As you are probably aware, there are hundreds of homeless animals at the Prince George's Animal Facility in Upper Marlboro that need to find a good furever home. If no one adopts them and there is no rescue organization that agrees to take them, they face euthanasia (the rate is now about 35-50%) and with the increased reports of animal abuse in the media, they are faced with an almost impossible situation.
With the help of the Bowie citizens, Bowie CLAW has been working very closely, volunteering and supporting the Prince George's Animal Management Facility in Upper Marlboro with donations of dog beds, cat and dog toys, blanket drives, Essentials for the Animals Drive, Kennel Comforter Projects, to name a few.
We will now be offering the readers an exciting column entitled "Pet of the Week"

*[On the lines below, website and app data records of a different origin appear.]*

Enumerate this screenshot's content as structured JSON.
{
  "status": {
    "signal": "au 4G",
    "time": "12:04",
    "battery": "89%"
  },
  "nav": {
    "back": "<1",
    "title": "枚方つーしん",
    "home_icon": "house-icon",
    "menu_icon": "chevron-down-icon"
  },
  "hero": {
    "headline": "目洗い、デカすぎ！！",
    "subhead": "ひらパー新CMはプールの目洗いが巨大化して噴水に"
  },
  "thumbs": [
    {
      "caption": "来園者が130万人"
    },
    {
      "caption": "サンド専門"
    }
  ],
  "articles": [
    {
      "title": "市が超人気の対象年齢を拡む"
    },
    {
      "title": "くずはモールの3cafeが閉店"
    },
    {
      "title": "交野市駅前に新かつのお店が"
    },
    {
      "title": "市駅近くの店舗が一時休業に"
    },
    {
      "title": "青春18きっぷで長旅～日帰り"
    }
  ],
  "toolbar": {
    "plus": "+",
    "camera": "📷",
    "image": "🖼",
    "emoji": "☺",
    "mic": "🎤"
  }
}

which will feature a different lovable animal each week from the Prince George's Animal Management Facility along with a photo and information on the featured pet. A “Tip of the Week” regarding humane education topics such as the importance of spaying and neutering, microchipping, dangers of leaving pets in cars, how to find a lost pet, etc. will also be included. We hope you enjoy the column and we hope you will be encouraged to adopt one of these wonderful pets.
AGE: 1 yr
BREED: American Bulldog mix
WEIGHT: Approximately 55 pound
sCOLOR: Brindle and White
HOBBIES: Smelling, chasing balls, walking with my human companion
PERSONALITY: I am a charming boy, gentle and sweet. I am a quick learner and am to please so give me a chance and you won’t be disappointed.
If you or anyone you know is interested in adopting the wonderful pet featured this week, please call the Prince George's Animals Management Facility in Upper Marlboro at 301-780-7200 to check on the availability. You may also visit www.pgamd.petfinder.com or www.petharbor.com to see many more wonderful pets available for adoption.
TIP OF THE WEEKDON’T COOK YOUR DOG!
Each summer, thousands of cats and dogs die as a result of being left inside cars. In the time it takes to buy a carton of milk, the temperature in a car can reach over 160 degrees—even when the windows are left slightly open. Dogs and cats don’t perspire. They cool themselves by panting. If left in a car where the air becomes too hot, your pet can suffer brain damage or die. And cracking the windows doesn’t help
Signs of Heat Stress: Heavy panting, rapid pulse rate, vomiting, glazed eyes, dzziness deep red or purple tongue
If your pet becomes heat stressed, take these emergency steps:· Apply ice packs or cold towels to the head, neck and chest; let your pet lick ice cubes or ice cream; do not give unlimited amounts of cold water; gently spray the animal with a hose to cool it get your pet to the veterinarian immediately.
Your pet loves to spend time with you, but when it’s too hot, your pet is safer at home in a cool spot. Information provided by the Humane Society of the United States